[Opening Task input section]

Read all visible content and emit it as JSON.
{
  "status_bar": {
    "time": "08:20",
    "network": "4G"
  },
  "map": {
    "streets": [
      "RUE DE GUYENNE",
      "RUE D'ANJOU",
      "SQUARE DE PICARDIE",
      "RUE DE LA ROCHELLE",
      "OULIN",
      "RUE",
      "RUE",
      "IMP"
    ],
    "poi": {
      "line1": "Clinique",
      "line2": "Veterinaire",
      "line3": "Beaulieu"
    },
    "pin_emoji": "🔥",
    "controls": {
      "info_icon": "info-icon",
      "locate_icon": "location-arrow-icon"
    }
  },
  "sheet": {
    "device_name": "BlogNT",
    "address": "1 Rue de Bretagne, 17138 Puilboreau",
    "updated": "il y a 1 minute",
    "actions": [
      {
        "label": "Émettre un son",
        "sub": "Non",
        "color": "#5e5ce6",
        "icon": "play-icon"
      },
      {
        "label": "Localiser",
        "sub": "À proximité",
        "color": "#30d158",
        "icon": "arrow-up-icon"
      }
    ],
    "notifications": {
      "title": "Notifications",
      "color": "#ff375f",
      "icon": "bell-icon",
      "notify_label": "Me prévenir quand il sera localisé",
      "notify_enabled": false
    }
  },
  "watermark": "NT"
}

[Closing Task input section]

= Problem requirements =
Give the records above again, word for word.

= Exercise solution =
Read all visible content and emit it as JSON.
{
  "status_bar": {
    "time": "08:20",
    "network": "4G"
  },
  "map": {
    "streets": [
      "RUE DE GUYENNE",
      "RUE D'ANJOU",
      "SQUARE DE PICARDIE",
      "RUE DE LA ROCHELLE",
      "OULIN",
      "RUE",
      "RUE",
      "IMP"
    ],
    "poi": {
      "line1": "Clinique",
      "line2": "Veterinaire",
      "line3": "Beaulieu"
    },
    "pin_emoji": "🔥",
    "controls": {
      "info_icon": "info-icon",
      "locate_icon": "location-arrow-icon"
    }
  },
  "sheet": {
    "device_name": "BlogNT",
    "address": "1 Rue de Bretagne, 17138 Puilboreau",
    "updated": "il y a 1 minute",
    "actions": [
      {
        "label": "Émettre un son",
        "sub": "Non",
        "color": "#5e5ce6",
        "icon": "play-icon"
      },
      {
        "label": "Localiser",
        "sub": "À proximité",
        "color": "#30d158",
        "icon": "arrow-up-icon"
      }
    ],
    "notifications": {
      "title": "Notifications",
      "color": "#ff375f",
      "icon": "bell-icon",
      "notify_label": "Me prévenir quand il sera localisé",
      "notify_enabled": false
    }
  },
  "watermark": "NT"
}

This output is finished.